| Instructions to follow |
Among the records, which lines include "value"? List them.

| Study material |
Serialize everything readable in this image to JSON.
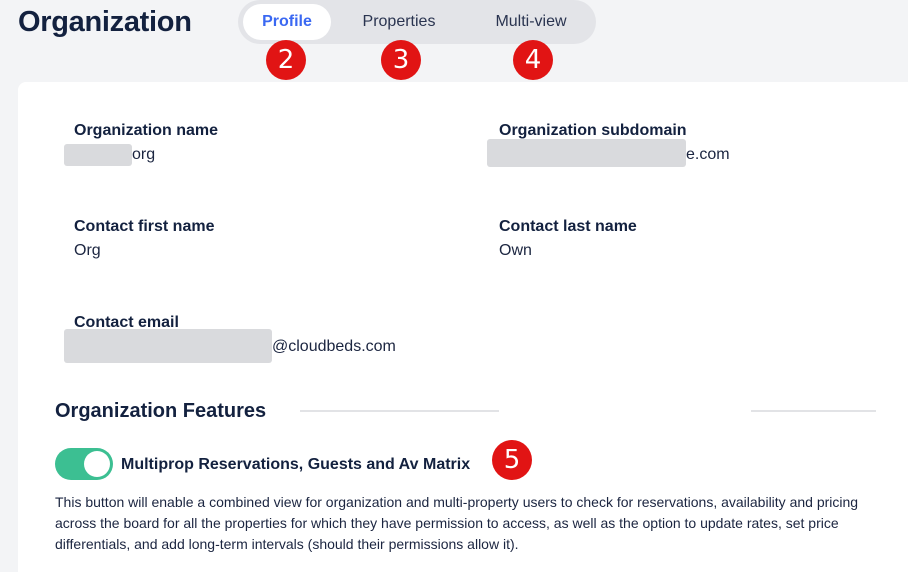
{
  "page": {
    "title": "Organization"
  },
  "tabs": [
    {
      "label": "Profile",
      "active": true
    },
    {
      "label": "Properties",
      "active": false
    },
    {
      "label": "Multi-view",
      "active": false
    }
  ],
  "markers": [
    "2",
    "3",
    "4",
    "5"
  ],
  "profile": {
    "org_name": {
      "label": "Organization name",
      "value": "org"
    },
    "org_subdomain": {
      "label": "Organization subdomain",
      "value": "e.com"
    },
    "contact_first": {
      "label": "Contact first name",
      "value": "Org"
    },
    "contact_last": {
      "label": "Contact last name",
      "value": "Own"
    },
    "contact_email": {
      "label": "Contact email",
      "value": "@cloudbeds.com"
    }
  },
  "features": {
    "title": "Organization Features",
    "items": [
      {
        "label": "Multiprop Reservations, Guests and Av Matrix",
        "enabled": true,
        "description": "This button will enable a combined view for organization and multi-property users to check for reservations, availability and pricing across the board for all the properties for which they have permission to access, as well as the option to update rates, set price differentials, and add long-term intervals (should their permissions allow it)."
      }
    ]
  },
  "colors": {
    "accent": "#3a68f2",
    "toggle_on": "#3cbf92",
    "marker": "#e11414"
  }
}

| Expected answer |
      "value": "org"
      "value": "e.com"
      "value": "Org"
      "value": "Own"
      "value": "@cloudbeds.com"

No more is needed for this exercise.